Gibraltar’s size may be tiny, but this British enclave surrounded by Spanish territory has been strategically significant since the beginning of recorded history. Believed to be a pillar of Hercules, the area was also thought to be the end of the world in Phoenician times. “When the apes leave the Rock, so will the British,” is a common legend about the 160 tailless macaque monkeys who have frolicked around the famous Rock of Gibraltar for centuries and pokes fun of the area’s constant handoff between the two European powerhouses.

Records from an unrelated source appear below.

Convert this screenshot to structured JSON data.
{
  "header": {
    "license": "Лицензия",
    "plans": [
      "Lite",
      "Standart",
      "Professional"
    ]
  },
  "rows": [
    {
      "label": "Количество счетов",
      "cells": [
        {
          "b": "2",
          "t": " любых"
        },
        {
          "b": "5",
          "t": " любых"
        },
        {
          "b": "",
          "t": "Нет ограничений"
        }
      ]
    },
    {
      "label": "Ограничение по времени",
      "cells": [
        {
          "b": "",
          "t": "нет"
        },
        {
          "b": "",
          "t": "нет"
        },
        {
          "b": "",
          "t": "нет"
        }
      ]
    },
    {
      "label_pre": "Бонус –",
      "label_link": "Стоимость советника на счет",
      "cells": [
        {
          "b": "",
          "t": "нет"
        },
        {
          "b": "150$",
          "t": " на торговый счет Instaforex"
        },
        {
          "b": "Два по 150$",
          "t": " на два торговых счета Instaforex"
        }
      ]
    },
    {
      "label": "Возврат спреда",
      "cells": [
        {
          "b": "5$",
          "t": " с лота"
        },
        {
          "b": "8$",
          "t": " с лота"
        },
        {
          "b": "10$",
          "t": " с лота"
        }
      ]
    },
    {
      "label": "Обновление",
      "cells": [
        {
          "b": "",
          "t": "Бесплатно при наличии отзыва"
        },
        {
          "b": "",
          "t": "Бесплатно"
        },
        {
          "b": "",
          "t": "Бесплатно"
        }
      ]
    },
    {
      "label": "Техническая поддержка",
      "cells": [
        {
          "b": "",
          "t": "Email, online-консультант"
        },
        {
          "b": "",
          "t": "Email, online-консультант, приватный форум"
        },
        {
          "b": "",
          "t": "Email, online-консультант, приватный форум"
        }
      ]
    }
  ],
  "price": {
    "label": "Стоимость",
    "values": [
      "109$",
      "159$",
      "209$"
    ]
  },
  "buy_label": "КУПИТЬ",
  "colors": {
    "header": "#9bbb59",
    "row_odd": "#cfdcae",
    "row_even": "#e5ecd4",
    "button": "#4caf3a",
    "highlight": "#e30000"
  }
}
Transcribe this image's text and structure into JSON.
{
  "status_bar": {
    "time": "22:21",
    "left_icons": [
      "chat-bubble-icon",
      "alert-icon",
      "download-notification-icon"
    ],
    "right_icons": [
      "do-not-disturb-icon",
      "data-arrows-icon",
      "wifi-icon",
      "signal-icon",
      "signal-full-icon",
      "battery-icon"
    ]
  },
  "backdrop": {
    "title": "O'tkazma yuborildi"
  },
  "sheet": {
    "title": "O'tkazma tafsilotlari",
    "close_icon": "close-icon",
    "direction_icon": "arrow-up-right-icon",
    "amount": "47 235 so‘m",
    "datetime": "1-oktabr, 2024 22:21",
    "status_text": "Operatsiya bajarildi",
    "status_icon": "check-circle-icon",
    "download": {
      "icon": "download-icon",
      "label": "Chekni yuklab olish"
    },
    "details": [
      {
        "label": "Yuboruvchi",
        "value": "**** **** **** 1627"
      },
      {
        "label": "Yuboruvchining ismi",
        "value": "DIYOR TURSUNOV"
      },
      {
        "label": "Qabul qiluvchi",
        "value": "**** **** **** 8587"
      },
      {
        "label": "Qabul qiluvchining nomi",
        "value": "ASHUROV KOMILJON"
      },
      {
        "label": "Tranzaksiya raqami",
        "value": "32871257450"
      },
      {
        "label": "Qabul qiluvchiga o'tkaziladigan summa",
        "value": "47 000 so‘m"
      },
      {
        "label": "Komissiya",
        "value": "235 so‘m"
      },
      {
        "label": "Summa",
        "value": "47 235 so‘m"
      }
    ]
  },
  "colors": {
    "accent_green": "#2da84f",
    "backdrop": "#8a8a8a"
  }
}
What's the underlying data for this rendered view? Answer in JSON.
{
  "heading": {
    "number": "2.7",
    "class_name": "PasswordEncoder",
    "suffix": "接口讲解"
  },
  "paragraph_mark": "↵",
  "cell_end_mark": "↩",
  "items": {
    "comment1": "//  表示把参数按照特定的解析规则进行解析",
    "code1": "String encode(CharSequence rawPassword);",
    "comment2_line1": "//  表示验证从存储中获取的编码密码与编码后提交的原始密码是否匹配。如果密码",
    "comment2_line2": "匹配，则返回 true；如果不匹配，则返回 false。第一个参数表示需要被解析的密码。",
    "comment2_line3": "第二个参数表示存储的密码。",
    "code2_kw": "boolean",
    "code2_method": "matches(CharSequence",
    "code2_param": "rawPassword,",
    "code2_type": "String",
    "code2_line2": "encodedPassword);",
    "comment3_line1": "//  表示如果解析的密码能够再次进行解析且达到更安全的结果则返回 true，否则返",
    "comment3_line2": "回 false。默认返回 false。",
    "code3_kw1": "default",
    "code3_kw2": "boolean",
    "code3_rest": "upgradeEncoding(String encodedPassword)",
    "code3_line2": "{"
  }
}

Nobody was able to occupy Gibraltar for a longer period than the Moors. The 750-year old rule is evident in the Moorish Castle and its Tower of Homage, the first landmark travelers will encounter when entering from Spain. Visitors can see Moroccan mountains and Ceuta on clear days at Europa Point, where the Mediterranean Sea and Atlantic Ocean meet.

Many of Gibraltar’s other historic landmarks lie beneath the surface of this unique landmass. St Michael’s Cave is the most accessible and most famous of the 140 underground caves. The 37-mile long Great Siege Tunnels were built during the late 18th century, then used again as a meeting spot for the Allies to plan their WWII North African invasion. Gibraltar’s most unique attraction has to be the Apes’ Den, whose cinnamon colored, tailless macaques are Europe’s only free-living monkeys.

Although many visitors spend only a day in Gibraltar as part of a longer trip to Morocco or Spain, Gibraltar has its fair share of quality accommodations. Most hotels are more expensive than neighboring countries, but limited budget options do exist and reservations are essential in the busy summer months. British pub food is the most commonly served cuisine, but local specialties include chickpea calentita and spinach tortillas.

As Gibraltar is not part of the Schengen Zone or European Union, automobiles must sometimes wait for hours at its border-crossing with Spain. Traffic is further delayed when flights arrive or depart from Gibraltar International Airport, whose runway strangely crosses one of downtown’s major streets. At the moment, only British cities can be reached directly from the airport and it is often much quicker to take a bus as far as La Linea, the closest Spanish community, then make the three-minute walk across the border. Transcoma ferries also regularly travel between Gibraltar and Algeciras, Spain.

Gibraltar can easily be traversed on foot, at least by people accustomed to plenty of hilly walking. If that’s not for you, buses or guided taxi tours are another option, but the most unique way to explore Gibraltar is by cable car. They travel to the Upper Rock Nature Reserve and tickets often include admission fees to the Apes’ Den, the Great Siege Tunnels, and St Michael’s Cave, all of which are part of Gibraltar’s only nature reserve.


  • Admire the stunning underground lake at Lower St Michael’s Cave
  • Go scuba diving around Gibraltar’s surrounding shipwrecks, reefs, and underwater wonders
  • Interact with the continent’s only free-living monkeys at the Apes’ Den
  • Explore part of the world’s most intricate defense network, the 200-year-old Great Siege Tunnels
  • Bask in the glow of the Tower of Homage’s during an evening at the Bay of Gibraltar cruise
  • See the point where the Atlantic Ocean meets the Mediterranean Sea, and maybe even catch a glimpse of Morocco at Europa Point
  • Soar above the Rock of Gibraltar on a unique cable car tour
  • Purchase cheap alcohol, electronics, and other bargains in this VAT-free shopping haven